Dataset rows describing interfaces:
-----

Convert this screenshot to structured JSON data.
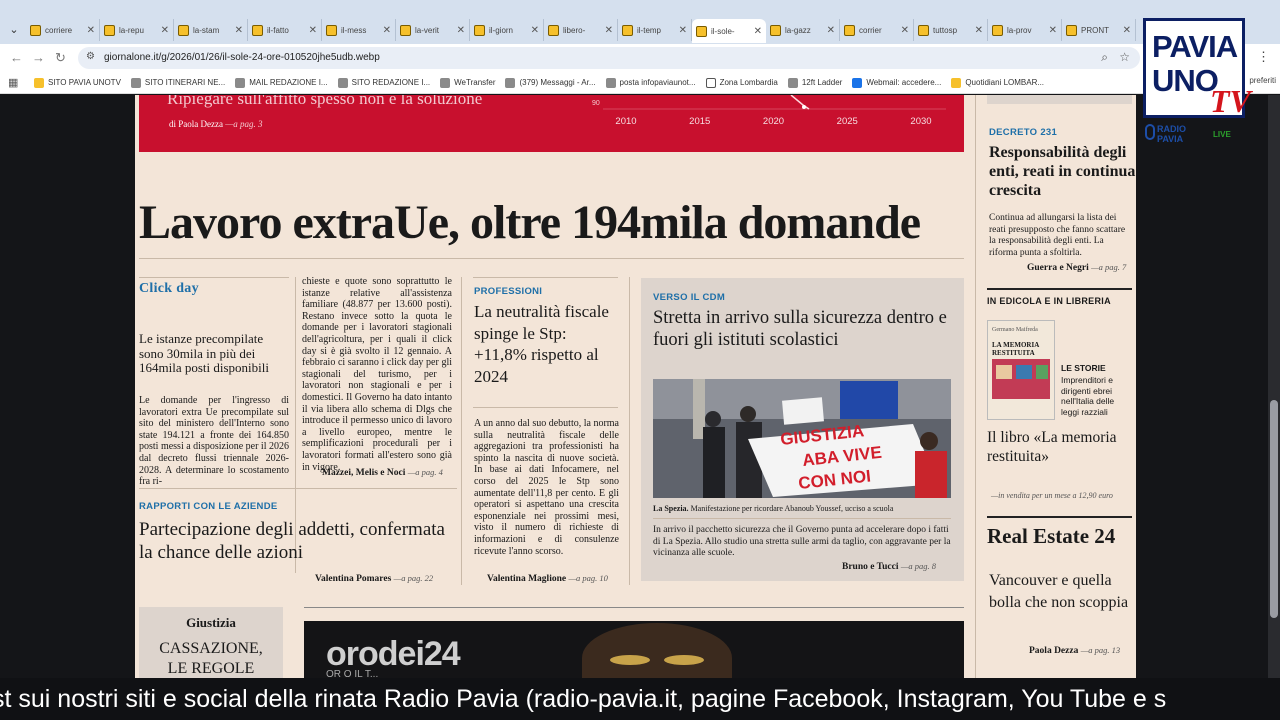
{
  "browser": {
    "tabs": [
      {
        "label": "corriere"
      },
      {
        "label": "la-repu"
      },
      {
        "label": "la-stam"
      },
      {
        "label": "il-fatto"
      },
      {
        "label": "il-mess"
      },
      {
        "label": "la-verit"
      },
      {
        "label": "il-giorn"
      },
      {
        "label": "libero-"
      },
      {
        "label": "il-temp"
      },
      {
        "label": "il-sole-",
        "active": true
      },
      {
        "label": "la-gazz"
      },
      {
        "label": "corrier"
      },
      {
        "label": "tuttosp"
      },
      {
        "label": "la-prov"
      },
      {
        "label": "PRONT"
      }
    ],
    "url": "giornalone.it/g/2026/01/26/il-sole-24-ore-010520jhe5udb.webp",
    "bookmarks": [
      "SITO PAVIA UNOTV",
      "SITO ITINERARI NE...",
      "MAIL REDAZIONE I...",
      "SITO REDAZIONE I...",
      "WeTransfer",
      "(379) Messaggi - Ar...",
      "posta infopaviaunot...",
      "Zona Lombardia",
      "12ft Ladder",
      "Webmail: accedere...",
      "Quotidiani LOMBAR..."
    ],
    "bookmarks_more": "preferiti"
  },
  "newspaper": {
    "banner": {
      "text": "Ripiegare sull'affitto spesso non è la soluzione",
      "author": "di Paola Dezza",
      "page": "—a pag. 3"
    },
    "chart": {
      "type": "line",
      "x_ticks": [
        "2010",
        "2015",
        "2020",
        "2025",
        "2030"
      ],
      "y_tick": "90"
    },
    "headline": "Lavoro extraUe, oltre 194mila domande",
    "click_day": {
      "kicker": "Click day",
      "subhead": "Le istanze precompilate sono 30mila in più dei 164mila posti disponibili",
      "body1": "Le domande per l'ingresso di lavoratori extra Ue precompilate sul sito del ministero dell'Interno sono state 194.121 a fronte dei 164.850 posti messi a disposizione per il 2026 dal decreto flussi triennale 2026-2028. A determinare lo scostamento fra ri-",
      "body2": "chieste e quote sono soprattutto le istanze relative all'assistenza familiare (48.877 per 13.600 posti). Restano invece sotto la quota le domande per i lavoratori stagionali dell'agricoltura, per i quali il click day si è già svolto il 12 gennaio. A febbraio ci saranno i click day per gli stagionali del turismo, per i lavoratori non stagionali e per i domestici. Il Governo ha dato intanto il via libera allo schema di Dlgs che introduce il permesso unico di lavoro a livello europeo, mentre le semplificazioni procedurali per i lavoratori formati all'estero sono già in vigore.",
      "byline": "Mazzei, Melis e Noci",
      "page": "—a pag. 4"
    },
    "rapporti": {
      "kicker": "RAPPORTI CON LE AZIENDE",
      "title": "Partecipazione degli addetti, confermata la chance delle azioni",
      "byline": "Valentina Pomares",
      "page": "—a pag. 22"
    },
    "professioni": {
      "kicker": "PROFESSIONI",
      "title": "La neutralità fiscale spinge le Stp: +11,8% rispetto al 2024",
      "body": "A un anno dal suo debutto, la norma sulla neutralità fiscale delle aggregazioni tra professionisti ha spinto la nascita di nuove società. In base ai dati Infocamere, nel corso del 2025 le Stp sono aumentate dell'11,8 per cento. E gli operatori si aspettano una crescita esponenziale nei prossimi mesi, visto il numero di richieste di informazioni e di consulenze ricevute l'anno scorso.",
      "byline": "Valentina Maglione",
      "page": "—a pag. 10"
    },
    "cdm": {
      "kicker": "VERSO IL CDM",
      "title": "Stretta in arrivo sulla sicurezza dentro e fuori gli istituti scolastici",
      "caption_bold": "La Spezia.",
      "caption": "Manifestazione per ricordare Abanoub Youssef, ucciso a scuola",
      "banner_lines": [
        "GIUSTIZIA",
        "ABA VIVE",
        "CON NOI"
      ],
      "body": "In arrivo il pacchetto sicurezza che il Governo punta ad accelerare dopo i fatti di La Spezia. Allo studio una stretta sulle armi da taglio, con aggravante per la vicinanza alle scuole.",
      "byline": "Bruno e Tucci",
      "page": "—a pag. 8"
    },
    "right": {
      "kicker1": "DECRETO 231",
      "title1": "Responsabilità degli enti, reati in continua crescita",
      "body1": "Continua ad allungarsi la lista dei reati presupposto che fanno scattare la responsabilità degli enti. La riforma punta a sfoltirla.",
      "byline1": "Guerra e Negri",
      "page1": "—a pag. 7",
      "edicola": "IN EDICOLA E IN LIBRERIA",
      "book_author": "Germano Maifreda",
      "book_cover_title": "LA MEMORIA RESTITUITA",
      "storie_title": "LE STORIE",
      "storie_text": "Imprenditori e dirigenti ebrei nell'Italia delle leggi razziali",
      "libro_title": "Il libro «La memoria restituita»",
      "libro_sub": "—in vendita per un mese a 12,90 euro",
      "re_title": "Real Estate 24",
      "re_sub": "Vancouver e quella bolla che non scoppia",
      "re_byline": "Paola Dezza",
      "re_page": "—a pag. 13"
    },
    "giustizia": {
      "kicker": "Giustizia",
      "title": "CASSAZIONE, LE REGOLE"
    },
    "ad": {
      "brand": "orodei24",
      "sub": "OR O IL T..."
    }
  },
  "overlay": {
    "logo_line1": "PAVIA",
    "logo_line2": "UNO",
    "logo_tv": "TV",
    "radio_line1": "RADIO",
    "radio_line2": "PAVIA",
    "live": "LIVE",
    "ticker": "st sui nostri siti e social della rinata Radio Pavia (radio-pavia.it, pagine Facebook, Instagram, You Tube e s"
  },
  "colors": {
    "banner_red": "#c8102e",
    "kicker_blue": "#1e6fa8",
    "paper": "#f3e5d8",
    "logo_navy": "#0c1f63",
    "logo_red": "#d4151c"
  }
}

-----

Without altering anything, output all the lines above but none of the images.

Convert this screenshot to structured JSON data.
{
  "browser": {
    "tabs": [
      {
        "label": "corriere"
      },
      {
        "label": "la-repu"
      },
      {
        "label": "la-stam"
      },
      {
        "label": "il-fatto"
      },
      {
        "label": "il-mess"
      },
      {
        "label": "la-verit"
      },
      {
        "label": "il-giorn"
      },
      {
        "label": "libero-"
      },
      {
        "label": "il-temp"
      },
      {
        "label": "il-sole-",
        "active": true
      },
      {
        "label": "la-gazz"
      },
      {
        "label": "corrier"
      },
      {
        "label": "tuttosp"
      },
      {
        "label": "la-prov"
      },
      {
        "label": "PRONT"
      }
    ],
    "url": "giornalone.it/g/2026/01/26/il-sole-24-ore-010520jhe5udb.webp",
    "bookmarks": [
      "SITO PAVIA UNOTV",
      "SITO ITINERARI NE...",
      "MAIL REDAZIONE I...",
      "SITO REDAZIONE I...",
      "WeTransfer",
      "(379) Messaggi - Ar...",
      "posta infopaviaunot...",
      "Zona Lombardia",
      "12ft Ladder",
      "Webmail: accedere...",
      "Quotidiani LOMBAR..."
    ],
    "bookmarks_more": "preferiti"
  },
  "newspaper": {
    "banner": {
      "text": "Ripiegare sull'affitto spesso non è la soluzione",
      "author": "di Paola Dezza",
      "page": "—a pag. 3"
    },
    "chart": {
      "type": "line",
      "x_ticks": [
        "2010",
        "2015",
        "2020",
        "2025",
        "2030"
      ],
      "y_tick": "90"
    },
    "headline": "Lavoro extraUe, oltre 194mila domande",
    "click_day": {
      "kicker": "Click day",
      "subhead": "Le istanze precompilate sono 30mila in più dei 164mila posti disponibili",
      "body1": "Le domande per l'ingresso di lavoratori extra Ue precompilate sul sito del ministero dell'Interno sono state 194.121 a fronte dei 164.850 posti messi a disposizione per il 2026 dal decreto flussi triennale 2026-2028. A determinare lo scostamento fra ri-",
      "body2": "chieste e quote sono soprattutto le istanze relative all'assistenza familiare (48.877 per 13.600 posti). Restano invece sotto la quota le domande per i lavoratori stagionali dell'agricoltura, per i quali il click day si è già svolto il 12 gennaio. A febbraio ci saranno i click day per gli stagionali del turismo, per i lavoratori non stagionali e per i domestici. Il Governo ha dato intanto il via libera allo schema di Dlgs che introduce il permesso unico di lavoro a livello europeo, mentre le semplificazioni procedurali per i lavoratori formati all'estero sono già in vigore.",
      "byline": "Mazzei, Melis e Noci",
      "page": "—a pag. 4"
    },
    "rapporti": {
      "kicker": "RAPPORTI CON LE AZIENDE",
      "title": "Partecipazione degli addetti, confermata la chance delle azioni",
      "byline": "Valentina Pomares",
      "page": "—a pag. 22"
    },
    "professioni": {
      "kicker": "PROFESSIONI",
      "title": "La neutralità fiscale spinge le Stp: +11,8% rispetto al 2024",
      "body": "A un anno dal suo debutto, la norma sulla neutralità fiscale delle aggregazioni tra professionisti ha spinto la nascita di nuove società. In base ai dati Infocamere, nel corso del 2025 le Stp sono aumentate dell'11,8 per cento. E gli operatori si aspettano una crescita esponenziale nei prossimi mesi, visto il numero di richieste di informazioni e di consulenze ricevute l'anno scorso.",
      "byline": "Valentina Maglione",
      "page": "—a pag. 10"
    },
    "cdm": {
      "kicker": "VERSO IL CDM",
      "title": "Stretta in arrivo sulla sicurezza dentro e fuori gli istituti scolastici",
      "caption_bold": "La Spezia.",
      "caption": "Manifestazione per ricordare Abanoub Youssef, ucciso a scuola",
      "banner_lines": [
        "GIUSTIZIA",
        "ABA VIVE",
        "CON NOI"
      ],
      "body": "In arrivo il pacchetto sicurezza che il Governo punta ad accelerare dopo i fatti di La Spezia. Allo studio una stretta sulle armi da taglio, con aggravante per la vicinanza alle scuole.",
      "byline": "Bruno e Tucci",
      "page": "—a pag. 8"
    },
    "right": {
      "kicker1": "DECRETO 231",
      "title1": "Responsabilità degli enti, reati in continua crescita",
      "body1": "Continua ad allungarsi la lista dei reati presupposto che fanno scattare la responsabilità degli enti. La riforma punta a sfoltirla.",
      "byline1": "Guerra e Negri",
      "page1": "—a pag. 7",
      "edicola": "IN EDICOLA E IN LIBRERIA",
      "book_author": "Germano Maifreda",
      "book_cover_title": "LA MEMORIA RESTITUITA",
      "storie_title": "LE STORIE",
      "storie_text": "Imprenditori e dirigenti ebrei nell'Italia delle leggi razziali",
      "libro_title": "Il libro «La memoria restituita»",
      "libro_sub": "—in vendita per un mese a 12,90 euro",
      "re_title": "Real Estate 24",
      "re_sub": "Vancouver e quella bolla che non scoppia",
      "re_byline": "Paola Dezza",
      "re_page": "—a pag. 13"
    },
    "giustizia": {
      "kicker": "Giustizia",
      "title": "CASSAZIONE, LE REGOLE"
    },
    "ad": {
      "brand": "orodei24",
      "sub": "OR O IL T..."
    }
  },
  "overlay": {
    "logo_line1": "PAVIA",
    "logo_line2": "UNO",
    "logo_tv": "TV",
    "radio_line1": "RADIO",
    "radio_line2": "PAVIA",
    "live": "LIVE",
    "ticker": "st sui nostri siti e social della rinata Radio Pavia (radio-pavia.it, pagine Facebook, Instagram, You Tube e s"
  },
  "colors": {
    "banner_red": "#c8102e",
    "kicker_blue": "#1e6fa8",
    "paper": "#f3e5d8",
    "logo_navy": "#0c1f63",
    "logo_red": "#d4151c"
  }
}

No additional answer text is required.